--- RECORDS FOR THE EXERCISE ---

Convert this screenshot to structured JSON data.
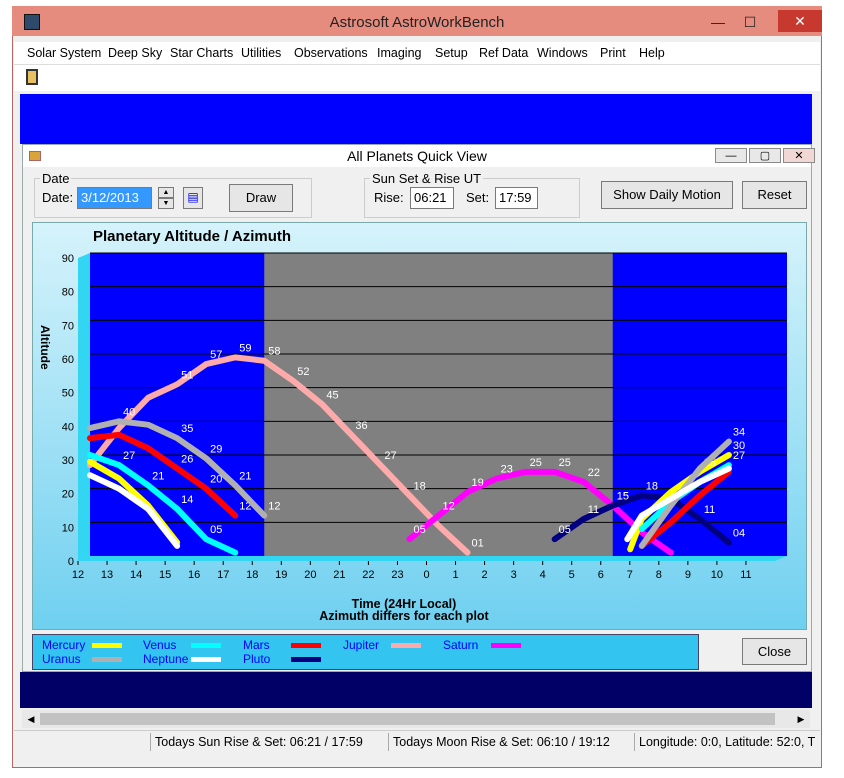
{
  "app": {
    "title": "Astrosoft AstroWorkBench",
    "window_buttons": {
      "minimize": "—",
      "maximize": "☐",
      "close": "✕"
    }
  },
  "menu": [
    "Solar System",
    "Deep Sky",
    "Star Charts",
    "Utilities",
    "Observations",
    "Imaging",
    "Setup",
    "Ref Data",
    "Windows",
    "Print",
    "Help"
  ],
  "child": {
    "title": "All Planets Quick View",
    "window_buttons": {
      "minimize": "—",
      "maximize": "▢",
      "close": "✕"
    },
    "date_group": {
      "title": "Date",
      "date_label": "Date:",
      "date_value": "3/12/2013"
    },
    "draw_label": "Draw",
    "sun_group": {
      "title": "Sun Set & Rise UT",
      "rise_label": "Rise:",
      "rise_value": "06:21",
      "set_label": "Set:",
      "set_value": "17:59"
    },
    "show_daily_motion_label": "Show Daily Motion",
    "reset_label": "Reset",
    "close_label": "Close"
  },
  "legend": [
    {
      "name": "Mercury",
      "color": "#ffff00"
    },
    {
      "name": "Venus",
      "color": "#00ffff"
    },
    {
      "name": "Mars",
      "color": "#ff0000"
    },
    {
      "name": "Jupiter",
      "color": "#ffaaaa"
    },
    {
      "name": "Saturn",
      "color": "#ff00ff"
    },
    {
      "name": "Uranus",
      "color": "#b0b0b0"
    },
    {
      "name": "Neptune",
      "color": "#ffffff"
    },
    {
      "name": "Pluto",
      "color": "#000080"
    }
  ],
  "chart_data": {
    "type": "line",
    "title": "Planetary Altitude / Azimuth",
    "xlabel": "Time (24Hr Local)",
    "xlabel2": "Azimuth differs for each plot",
    "ylabel": "Altitude",
    "ylim": [
      0,
      90
    ],
    "yticks": [
      "0",
      "10",
      "20",
      "30",
      "40",
      "50",
      "60",
      "70",
      "80",
      "90"
    ],
    "xticks": [
      "12",
      "13",
      "14",
      "15",
      "16",
      "17",
      "18",
      "19",
      "20",
      "21",
      "22",
      "23",
      "0",
      "1",
      "2",
      "3",
      "4",
      "5",
      "6",
      "7",
      "8",
      "9",
      "10",
      "11"
    ],
    "night_shade": {
      "from": 18,
      "to": 6
    },
    "colors": {
      "plot_bg": "#0000ff",
      "night": "#808080",
      "gridline": "#000000"
    },
    "series": [
      {
        "name": "Jupiter",
        "color": "#ffaaaa",
        "x": [
          12,
          13,
          14,
          15,
          16,
          17,
          18,
          19,
          20,
          21,
          22,
          23,
          24,
          25
        ],
        "y": [
          27,
          38,
          47,
          51,
          57,
          59,
          58,
          52,
          45,
          36,
          27,
          18,
          9,
          1
        ],
        "labels": [
          "",
          "",
          "",
          "51",
          "57",
          "59",
          "58",
          "52",
          "45",
          "36",
          "27",
          "18",
          "",
          "01"
        ]
      },
      {
        "name": "Saturn",
        "color": "#ff00ff",
        "x": [
          23,
          24,
          25,
          26,
          27,
          28,
          29,
          30,
          31,
          32
        ],
        "y": [
          5,
          12,
          19,
          23,
          25,
          25,
          22,
          15,
          7,
          1
        ],
        "labels": [
          "05",
          "12",
          "19",
          "23",
          "25",
          "25",
          "22",
          "15",
          "",
          ""
        ]
      },
      {
        "name": "Pluto",
        "color": "#000080",
        "x": [
          28,
          29,
          30,
          31,
          32,
          33,
          34
        ],
        "y": [
          5,
          11,
          15,
          18,
          17,
          11,
          4
        ],
        "labels": [
          "05",
          "11",
          "15",
          "18",
          "",
          "11",
          "04"
        ]
      },
      {
        "name": "Mercury",
        "color": "#ffff00",
        "x": [
          12,
          13,
          14,
          15,
          30.6,
          31,
          32,
          33,
          34
        ],
        "y": [
          28,
          23,
          15,
          4,
          2,
          11,
          19,
          25,
          30
        ],
        "labels": [
          "",
          "",
          "",
          "",
          "",
          "",
          "",
          "25",
          "30"
        ]
      },
      {
        "name": "Venus",
        "color": "#00ffff",
        "x": [
          12,
          13,
          14,
          15,
          16,
          17,
          31,
          32,
          33,
          34
        ],
        "y": [
          30,
          27,
          21,
          14,
          5,
          1,
          8,
          16,
          22,
          27
        ],
        "labels": [
          "",
          "27",
          "21",
          "14",
          "05",
          "",
          "",
          "",
          "",
          "27"
        ]
      },
      {
        "name": "Mars",
        "color": "#ff0000",
        "x": [
          12,
          13,
          14,
          15,
          16,
          17,
          31,
          32,
          33,
          34
        ],
        "y": [
          35,
          36,
          32,
          26,
          20,
          12,
          3,
          10,
          18,
          25
        ],
        "labels": [
          "",
          "",
          "",
          "26",
          "20",
          "12",
          "",
          "",
          "",
          ""
        ]
      },
      {
        "name": "Uranus",
        "color": "#b0b0b0",
        "x": [
          12,
          13,
          14,
          15,
          16,
          17,
          18,
          31,
          32,
          33,
          34
        ],
        "y": [
          38,
          40,
          39,
          35,
          29,
          21,
          12,
          3,
          15,
          26,
          34
        ],
        "labels": [
          "",
          "40",
          "",
          "35",
          "29",
          "21",
          "12",
          "",
          "",
          "",
          "34"
        ]
      },
      {
        "name": "Neptune",
        "color": "#ffffff",
        "x": [
          12,
          13,
          14,
          15,
          30.5,
          31,
          32,
          33,
          34
        ],
        "y": [
          24,
          20,
          14,
          3,
          5,
          12,
          17,
          22,
          26
        ],
        "labels": [
          "",
          "",
          "",
          "",
          "",
          "",
          "",
          "",
          ""
        ]
      }
    ]
  },
  "status": {
    "sun": "Todays Sun Rise & Set: 06:21 / 17:59",
    "moon": "Todays Moon Rise & Set: 06:10 / 19:12",
    "location": "Longitude: 0:0, Latitude: 52:0, T"
  }
}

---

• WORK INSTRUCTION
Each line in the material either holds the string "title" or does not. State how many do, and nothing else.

• RESULT FOR THIS TASK
5